Records supplied:
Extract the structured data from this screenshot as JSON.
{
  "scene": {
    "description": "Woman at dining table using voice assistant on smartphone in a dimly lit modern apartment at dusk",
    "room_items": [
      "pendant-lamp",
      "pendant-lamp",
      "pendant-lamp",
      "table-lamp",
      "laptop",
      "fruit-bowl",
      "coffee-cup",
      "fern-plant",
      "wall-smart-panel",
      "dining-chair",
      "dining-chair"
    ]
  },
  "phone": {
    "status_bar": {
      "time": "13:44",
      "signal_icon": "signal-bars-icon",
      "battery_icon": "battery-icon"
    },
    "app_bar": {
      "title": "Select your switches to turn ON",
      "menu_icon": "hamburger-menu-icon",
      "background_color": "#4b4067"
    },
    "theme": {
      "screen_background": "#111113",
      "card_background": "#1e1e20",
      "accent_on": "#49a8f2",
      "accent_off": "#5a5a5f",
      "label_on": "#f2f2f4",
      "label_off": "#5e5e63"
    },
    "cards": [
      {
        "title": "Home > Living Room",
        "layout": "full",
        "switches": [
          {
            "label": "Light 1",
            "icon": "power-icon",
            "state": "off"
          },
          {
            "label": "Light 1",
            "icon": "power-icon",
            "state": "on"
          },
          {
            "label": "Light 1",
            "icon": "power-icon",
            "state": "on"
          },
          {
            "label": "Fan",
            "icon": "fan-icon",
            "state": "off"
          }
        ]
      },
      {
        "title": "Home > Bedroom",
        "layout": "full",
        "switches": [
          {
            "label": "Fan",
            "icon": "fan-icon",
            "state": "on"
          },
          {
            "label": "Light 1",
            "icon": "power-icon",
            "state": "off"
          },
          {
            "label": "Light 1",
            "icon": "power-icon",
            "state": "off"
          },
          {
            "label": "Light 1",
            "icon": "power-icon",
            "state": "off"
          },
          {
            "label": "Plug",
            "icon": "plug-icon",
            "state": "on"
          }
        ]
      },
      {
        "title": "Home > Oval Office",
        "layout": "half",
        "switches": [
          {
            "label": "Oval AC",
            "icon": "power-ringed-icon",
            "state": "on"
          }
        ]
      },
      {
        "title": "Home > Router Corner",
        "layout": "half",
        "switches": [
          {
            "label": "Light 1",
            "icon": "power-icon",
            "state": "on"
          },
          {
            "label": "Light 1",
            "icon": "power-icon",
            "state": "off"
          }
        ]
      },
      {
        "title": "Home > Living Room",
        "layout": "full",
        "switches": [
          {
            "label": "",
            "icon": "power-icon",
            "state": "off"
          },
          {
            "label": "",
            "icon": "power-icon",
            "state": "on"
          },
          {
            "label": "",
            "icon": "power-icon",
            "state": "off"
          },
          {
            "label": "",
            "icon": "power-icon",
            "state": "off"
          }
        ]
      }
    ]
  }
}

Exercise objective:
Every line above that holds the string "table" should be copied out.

Answer space:
    "description": "Woman at dining table using voice assistant on smartphone in a dimly lit modern apartment at dusk",
      "table-lamp",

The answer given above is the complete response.